- Directions -
How many of the lines below contain "浙江省经济和信息化厅"? Reply with only that figure.

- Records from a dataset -
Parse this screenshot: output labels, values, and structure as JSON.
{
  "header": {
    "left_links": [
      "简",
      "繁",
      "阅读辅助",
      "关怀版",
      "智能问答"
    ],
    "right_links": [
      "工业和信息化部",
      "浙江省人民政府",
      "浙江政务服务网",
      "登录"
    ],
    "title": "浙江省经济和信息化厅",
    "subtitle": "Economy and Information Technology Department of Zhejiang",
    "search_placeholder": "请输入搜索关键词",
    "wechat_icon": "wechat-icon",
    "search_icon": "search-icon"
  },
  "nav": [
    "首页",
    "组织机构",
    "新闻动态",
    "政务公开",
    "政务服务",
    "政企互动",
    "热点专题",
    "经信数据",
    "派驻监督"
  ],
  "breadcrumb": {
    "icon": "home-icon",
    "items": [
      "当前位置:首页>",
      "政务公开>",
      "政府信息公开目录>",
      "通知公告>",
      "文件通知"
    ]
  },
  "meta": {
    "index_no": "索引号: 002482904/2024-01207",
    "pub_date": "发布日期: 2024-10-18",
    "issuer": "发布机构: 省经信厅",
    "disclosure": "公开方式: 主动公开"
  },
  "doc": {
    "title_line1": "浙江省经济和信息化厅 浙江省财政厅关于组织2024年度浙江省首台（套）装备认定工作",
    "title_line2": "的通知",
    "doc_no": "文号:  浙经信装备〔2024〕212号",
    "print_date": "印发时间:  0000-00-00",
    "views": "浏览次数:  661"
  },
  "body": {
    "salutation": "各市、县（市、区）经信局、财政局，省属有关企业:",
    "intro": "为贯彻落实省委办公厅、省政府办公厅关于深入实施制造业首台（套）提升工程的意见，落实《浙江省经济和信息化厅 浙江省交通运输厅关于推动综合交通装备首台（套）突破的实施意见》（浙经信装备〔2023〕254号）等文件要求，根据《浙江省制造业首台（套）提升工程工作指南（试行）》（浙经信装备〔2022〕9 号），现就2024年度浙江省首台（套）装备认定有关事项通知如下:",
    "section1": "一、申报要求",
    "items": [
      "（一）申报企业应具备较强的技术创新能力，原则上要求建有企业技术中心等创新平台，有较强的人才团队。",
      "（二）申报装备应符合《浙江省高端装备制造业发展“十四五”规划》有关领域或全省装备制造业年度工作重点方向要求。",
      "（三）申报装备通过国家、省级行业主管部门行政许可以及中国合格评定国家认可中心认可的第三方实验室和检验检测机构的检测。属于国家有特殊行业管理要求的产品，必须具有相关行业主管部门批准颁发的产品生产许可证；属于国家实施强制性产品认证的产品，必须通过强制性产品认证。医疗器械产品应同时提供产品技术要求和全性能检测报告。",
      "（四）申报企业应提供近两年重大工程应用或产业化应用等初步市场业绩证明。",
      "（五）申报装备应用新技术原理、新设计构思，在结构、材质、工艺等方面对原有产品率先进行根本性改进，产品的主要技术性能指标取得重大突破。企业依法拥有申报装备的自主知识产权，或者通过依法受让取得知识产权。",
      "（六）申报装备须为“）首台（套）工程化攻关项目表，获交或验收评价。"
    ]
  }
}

- Written response -
3